Cats and dogs can develop gastrointestinal ulceration just like you and me. For this week’s post, I’m sharing more information about this relatively common condition to raise awareness. I hope you find the information insightful. Happy reading!
What causes gastrointestinal ulceration?
The wall of the gastrointestinal tract has four layers. From inside to out, they are the mucosa, submucosa, muscularis, and serosa. Ulcers occur when the innermost layer (mucosa) is damaged. Damage may occur anywhere in the gastrointestinal tract, but the last part of the esophagus, the stomach, and the duodenum (the first part of the small intestine) are most commonly affected.
There are many potential causes of gastrointestinal ulceration in cats and dogs, most notably:
- Adverse drug reactions (e.g.: non-steroidal anti-inflammatory drugs / NSAIDs, steroids)
- Cancers (e.g.: mast cell tumors)
- Foreign objects
- Kidney disease
- Liver diseases
- Gastric dilatation-volvulus (aka “bloat”)
What does it look like?
When the mucosa of the gastrointestinal tract becomes ulcerated, it bleeds. When bleeding occurs in the esophagus and the stomach, patients frequently vomit because blood readily induces nausea. The vomitus often looks like coffee grounds or crushed Oreo cookies because of a chemical reaction with and partial digestion of blood by stomach acid. Occasionally, vomitus contains fresh red streaks mixed with food and/or saliva, and these streaks represent fresh and undigested blood.
When bleeding occurs in the esophagus, stomach, and small intestine, the blood may pass through the gastrointestinal tract just as food does. Various digestive enzymes metabolize the blood, causing it to ultimately form black, tar-like feces. This is called melena and represents digested blood in bowel movements. When bleeding occurs in the colon, feces contain fresh red streaks of blood on their surface or feces may look like thick gelatinous raspberry jam. This is called hematochezia and represents fresh bleeding mixed with mucus.

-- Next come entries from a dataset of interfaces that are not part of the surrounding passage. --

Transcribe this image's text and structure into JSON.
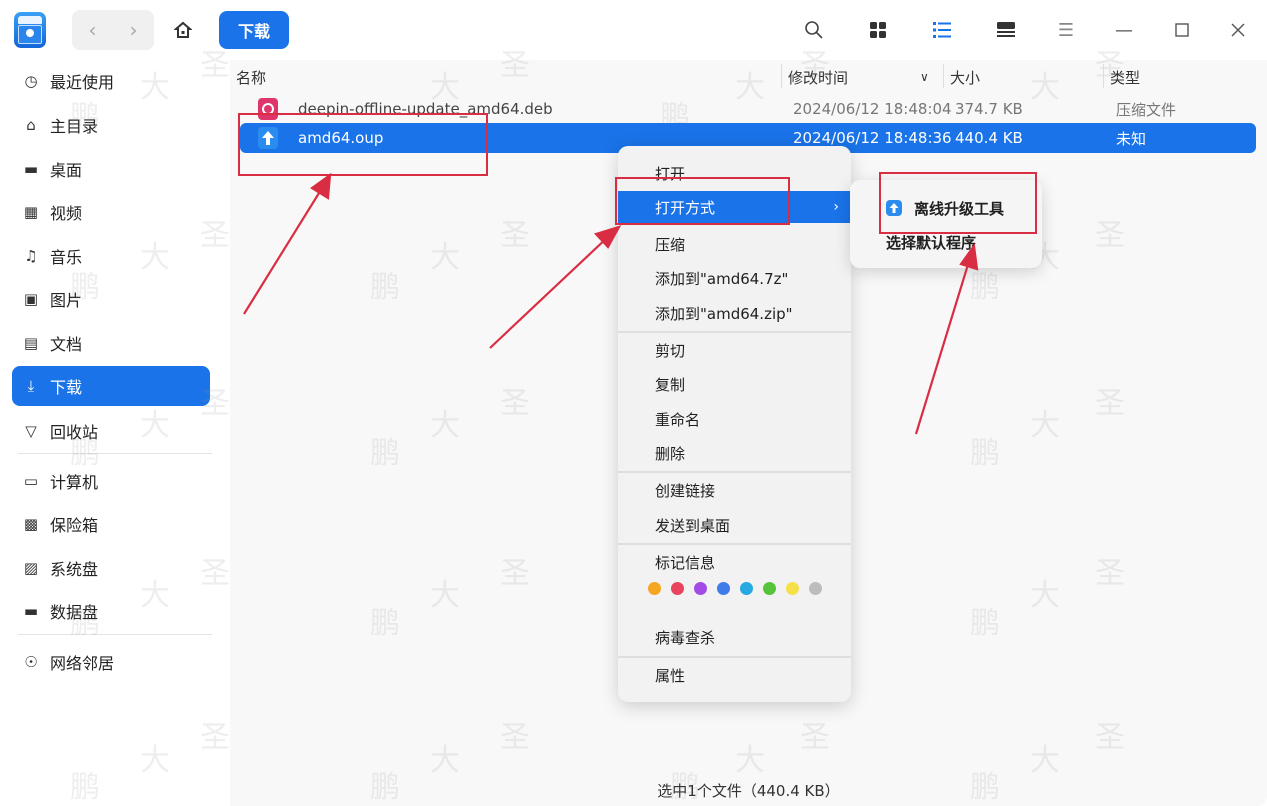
{
  "titlebar": {
    "app_icon": "file-manager-icon",
    "back_icon": "chevron-left-icon",
    "forward_icon": "chevron-right-icon",
    "home_icon": "home-icon",
    "breadcrumb": "下载",
    "tools": [
      "search-icon",
      "icon-view-icon",
      "list-view-icon",
      "tree-view-icon",
      "menu-icon",
      "minimize-icon",
      "maximize-icon",
      "close-icon"
    ]
  },
  "sidebar": {
    "items": [
      {
        "label": "最近使用",
        "icon": "recent-icon"
      },
      {
        "label": "主目录",
        "icon": "home-icon"
      },
      {
        "label": "桌面",
        "icon": "desktop-icon"
      },
      {
        "label": "视频",
        "icon": "video-icon"
      },
      {
        "label": "音乐",
        "icon": "music-icon"
      },
      {
        "label": "图片",
        "icon": "picture-icon"
      },
      {
        "label": "文档",
        "icon": "document-icon"
      },
      {
        "label": "下载",
        "icon": "download-icon"
      },
      {
        "label": "回收站",
        "icon": "trash-icon"
      },
      {
        "label": "计算机",
        "icon": "computer-icon"
      },
      {
        "label": "保险箱",
        "icon": "vault-icon"
      },
      {
        "label": "系统盘",
        "icon": "system-disk-icon"
      },
      {
        "label": "数据盘",
        "icon": "data-disk-icon"
      },
      {
        "label": "网络邻居",
        "icon": "network-icon"
      }
    ]
  },
  "columns": {
    "name": "名称",
    "modified": "修改时间",
    "size": "大小",
    "type": "类型"
  },
  "files": [
    {
      "name": "deepin-offline-update_amd64.deb",
      "modified": "2024/06/12 18:48:04",
      "size": "374.7 KB",
      "type": "压缩文件"
    },
    {
      "name": "amd64.oup",
      "modified": "2024/06/12 18:48:36",
      "size": "440.4 KB",
      "type": "未知"
    }
  ],
  "context_menu": {
    "open": "打开",
    "open_with": "打开方式",
    "compress": "压缩",
    "add_7z": "添加到\"amd64.7z\"",
    "add_zip": "添加到\"amd64.zip\"",
    "cut": "剪切",
    "copy": "复制",
    "rename": "重命名",
    "delete": "删除",
    "create_link": "创建链接",
    "send_desktop": "发送到桌面",
    "tag_info": "标记信息",
    "tag_colors": [
      "#f5a623",
      "#e9435e",
      "#a34be6",
      "#3f7be9",
      "#27a9e1",
      "#55c43b",
      "#f5e04a",
      "#bdbdbd"
    ],
    "virus_scan": "病毒查杀",
    "properties": "属性"
  },
  "submenu": {
    "offline_tool": "离线升级工具",
    "choose_default": "选择默认程序"
  },
  "status": {
    "text": "选中1个文件（440.4 KB）"
  },
  "watermark": [
    "鹏",
    "大",
    "圣"
  ]
}
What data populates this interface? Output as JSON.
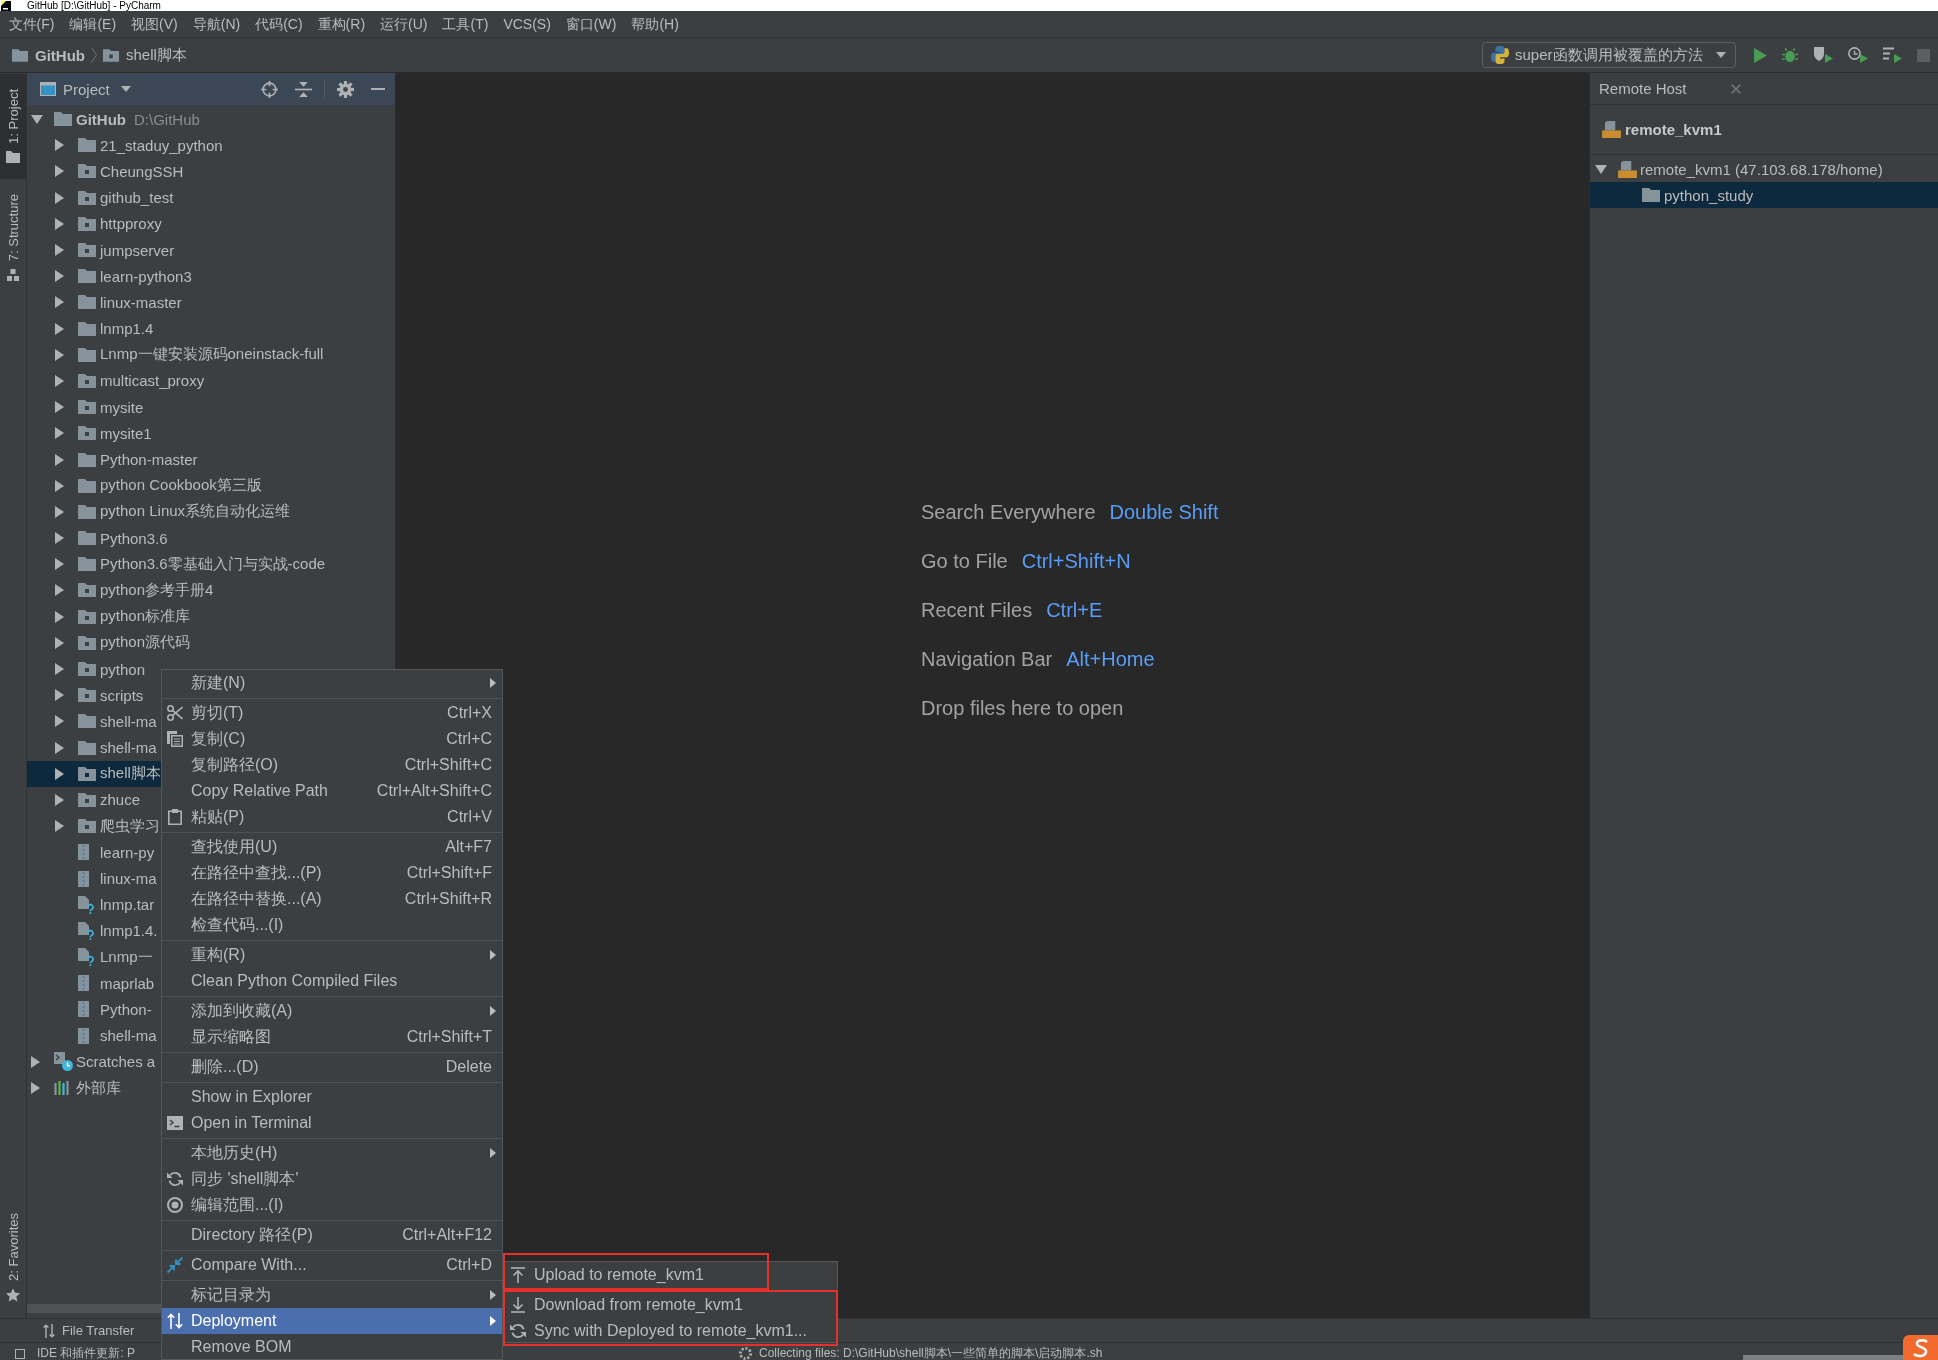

Cats and dogs who bleed due to gastrointestinal ulceration may have minimal clinical signs. Sometimes the only evidence of ulceration is visualization of blood in vomitus and/or feces. Bleeding into the stomach and small intestine readily induces nausea. Accordingly, some animals vomit, lose weight, have reduced appetites, and/or drool excessively. Other pets may be presented in shock because they’ve bled a lot and/or their ulcers have perforated.
How is gastrointestinal ulceration diagnosed?
Diagnosing gastrointestinal ulceration is indirectly based on visualizing fresh and/or digested blood in vomitus and/or feces. Determining the cause of the ulceration, however, can be challenging. Veterinarians will review your pet’s entire medical history and will perform a complete physical examination. Based on this information, subsequent testing may be recommended, including:
- Complete blood count
- Serum biochemical profile
- Fecal/stool examination
- Abdominal diagnostic imaging (e.g.: radiography/x-rays, ultrasonography)
- Clotting tests
- Infectious disease tests (depending on your geographic location)
- Testing for certain hormone disorders (e.g.: hypoadrenocorticism/Addison’s disease)
- Endoscopy (using a fibre-optic camera to look inside the gastrointestinal tract and to obtain biopsies, if indicated)
Pet owners may find it helpful to collaborate with a board-certified veterinary internal medicine specialist to develop a logical diagnostic plan.
How is it treated?
It is imperative to identify and effectively treat the underlying cause of a patient’s gastrointestinal ulceration. For example, if a patient is receiving a class of medication known to cause ulceration, the medication should be discontinued. Sometimes, immediate intervention is needed. A patient with a perforated ulcer requires emergency surgery.
In addition to definitive therapy to address the underlying cause of a pet’s gastrointestinal ulceration, supportive therapies are indicated too. These interventions include:
- Stomach acid suppressors (reduce the potency of stomach acid to reduce further injury caused by stomach acid) – examples include omeprazole, famotidine, ranitidine, and cimetidine
- Sucralfate (acts as a liquid bandage for the mucosa)
- Misoprostol (helps to repair the mucosa)
- Anti-nausea medications
- Pain medications
- Temporary dietary modification
- Promotility medications (drugs that promote improved movement of food through the gastrointestinal tract)
- Appetite stimulants
The take-away message about GI ulceration in cats & dogs…
Gastrointestinal ulceration is a relatively common issue in cats and dogs. There are a variety of potential causes, necessitating a thorough diagnostic investigation. Therapies are aimed at identifying the underlying cause(s) and supporting/protecting the lining of the GI tract.
To find a board-certified veterinary internal medicine specialist, please visit the American College of Veterinary Internal Medicine.
Wishing you wet-nosed kisses,